*** Exercise input ***
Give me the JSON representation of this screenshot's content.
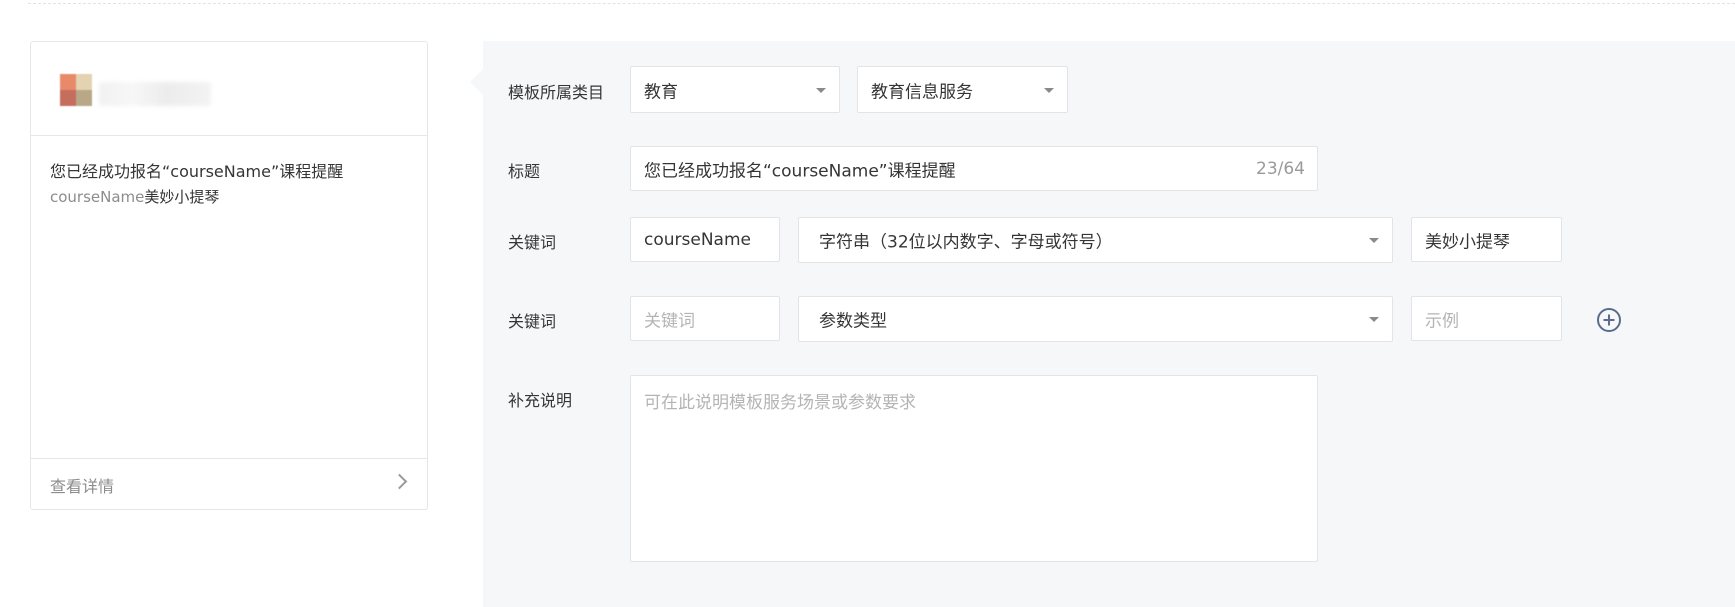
{
  "preview": {
    "title": "您已经成功报名“courseName”课程提醒",
    "body_keyword": "courseName",
    "body_value": "美妙小提琴",
    "footer_label": "查看详情",
    "avatar_colors": [
      "#e88a6a",
      "#e3d3b0",
      "#c56e5e",
      "#b9a887"
    ]
  },
  "form": {
    "category": {
      "label": "模板所属类目",
      "primary": "教育",
      "secondary": "教育信息服务"
    },
    "title_field": {
      "label": "标题",
      "value": "您已经成功报名“courseName”课程提醒",
      "counter": "23/64"
    },
    "keyword_rows": [
      {
        "label": "关键词",
        "name_value": "courseName",
        "type_value": "字符串（32位以内数字、字母或符号）",
        "example_value": "美妙小提琴"
      },
      {
        "label": "关键词",
        "name_placeholder": "关键词",
        "type_value": "参数类型",
        "example_placeholder": "示例"
      }
    ],
    "notes": {
      "label": "补充说明",
      "placeholder": "可在此说明模板服务场景或参数要求"
    }
  },
  "colors": {
    "panel_bg": "#f6f7f9",
    "border": "#e2e4e8",
    "add_icon": "#5b6b8c"
  }
}
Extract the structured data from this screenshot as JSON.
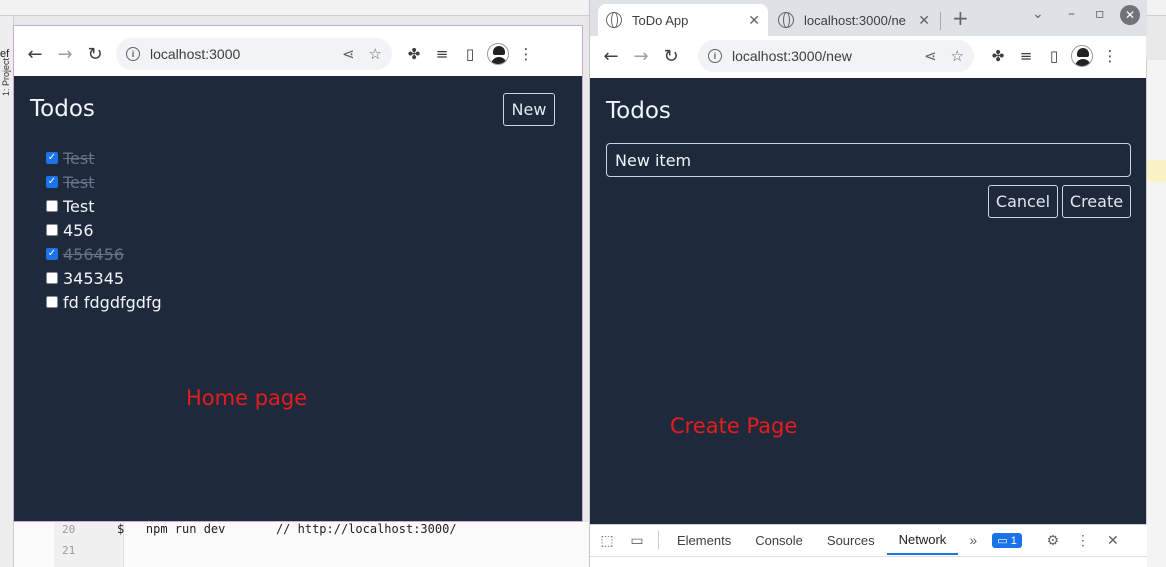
{
  "ide": {
    "sidebar_label": "1: Project",
    "lines": [
      {
        "num": "20",
        "code": "$   npm run dev       // http://localhost:3000/"
      },
      {
        "num": "21",
        "code": ""
      }
    ]
  },
  "left_browser": {
    "url": "localhost:3000",
    "app": {
      "title": "Todos",
      "new_button": "New",
      "todos": [
        {
          "text": "Test",
          "done": true
        },
        {
          "text": "Test",
          "done": true
        },
        {
          "text": "Test",
          "done": false
        },
        {
          "text": "456",
          "done": false
        },
        {
          "text": "456456",
          "done": true
        },
        {
          "text": "345345",
          "done": false
        },
        {
          "text": "fd fdgdfgdfg",
          "done": false
        }
      ],
      "annotation": "Home page"
    }
  },
  "right_browser": {
    "tabs": [
      {
        "title": "ToDo App",
        "active": true
      },
      {
        "title": "localhost:3000/ne",
        "active": false
      }
    ],
    "url": "localhost:3000/new",
    "app": {
      "title": "Todos",
      "input_value": "New item",
      "cancel_button": "Cancel",
      "create_button": "Create",
      "annotation": "Create Page"
    },
    "devtools": {
      "tabs": [
        "Elements",
        "Console",
        "Sources",
        "Network"
      ],
      "active_tab": "Network",
      "issues_count": "1"
    }
  },
  "colors": {
    "app_background": "#1e293b",
    "annotation": "#e81c1c",
    "checkbox_checked": "#1a73e8"
  }
}
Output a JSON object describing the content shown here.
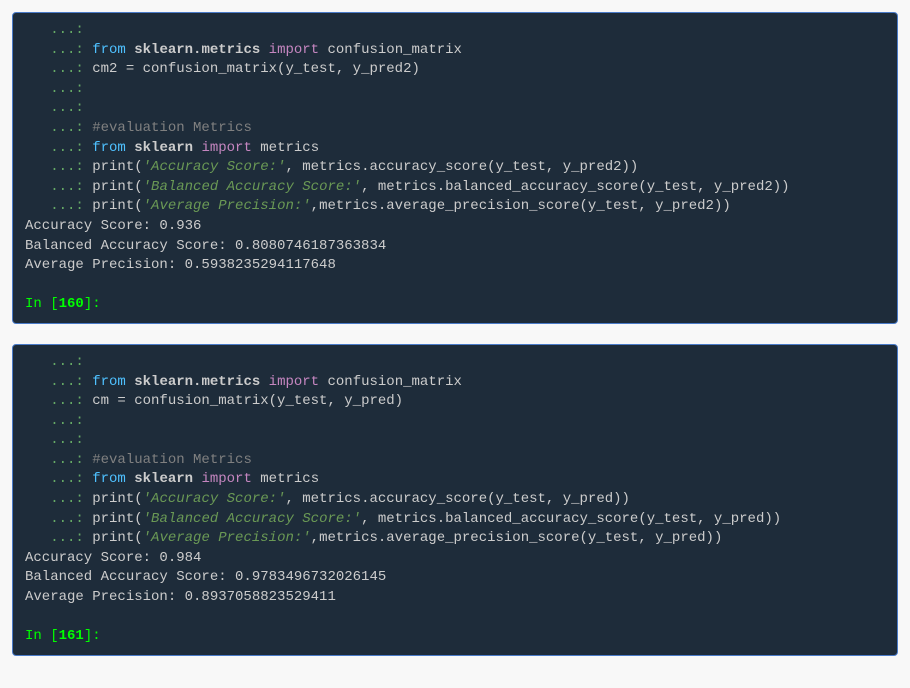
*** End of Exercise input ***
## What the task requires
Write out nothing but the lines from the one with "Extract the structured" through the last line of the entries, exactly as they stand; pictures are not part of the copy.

## Solution to the problem
Extract the structured data from this screenshot as JSON.
{
  "ide": {
    "sidebar_label": "1: Project",
    "lines": [
      {
        "num": "20",
        "code": "$   npm run dev       // http://localhost:3000/"
      },
      {
        "num": "21",
        "code": ""
      }
    ]
  },
  "left_browser": {
    "url": "localhost:3000",
    "app": {
      "title": "Todos",
      "new_button": "New",
      "todos": [
        {
          "text": "Test",
          "done": true
        },
        {
          "text": "Test",
          "done": true
        },
        {
          "text": "Test",
          "done": false
        },
        {
          "text": "456",
          "done": false
        },
        {
          "text": "456456",
          "done": true
        },
        {
          "text": "345345",
          "done": false
        },
        {
          "text": "fd fdgdfgdfg",
          "done": false
        }
      ],
      "annotation": "Home page"
    }
  },
  "right_browser": {
    "tabs": [
      {
        "title": "ToDo App",
        "active": true
      },
      {
        "title": "localhost:3000/ne",
        "active": false
      }
    ],
    "url": "localhost:3000/new",
    "app": {
      "title": "Todos",
      "input_value": "New item",
      "cancel_button": "Cancel",
      "create_button": "Create",
      "annotation": "Create Page"
    },
    "devtools": {
      "tabs": [
        "Elements",
        "Console",
        "Sources",
        "Network"
      ],
      "active_tab": "Network",
      "issues_count": "1"
    }
  },
  "colors": {
    "app_background": "#1e293b",
    "annotation": "#e81c1c",
    "checkbox_checked": "#1a73e8"
  }
}
Output a JSON object describing the content shown here.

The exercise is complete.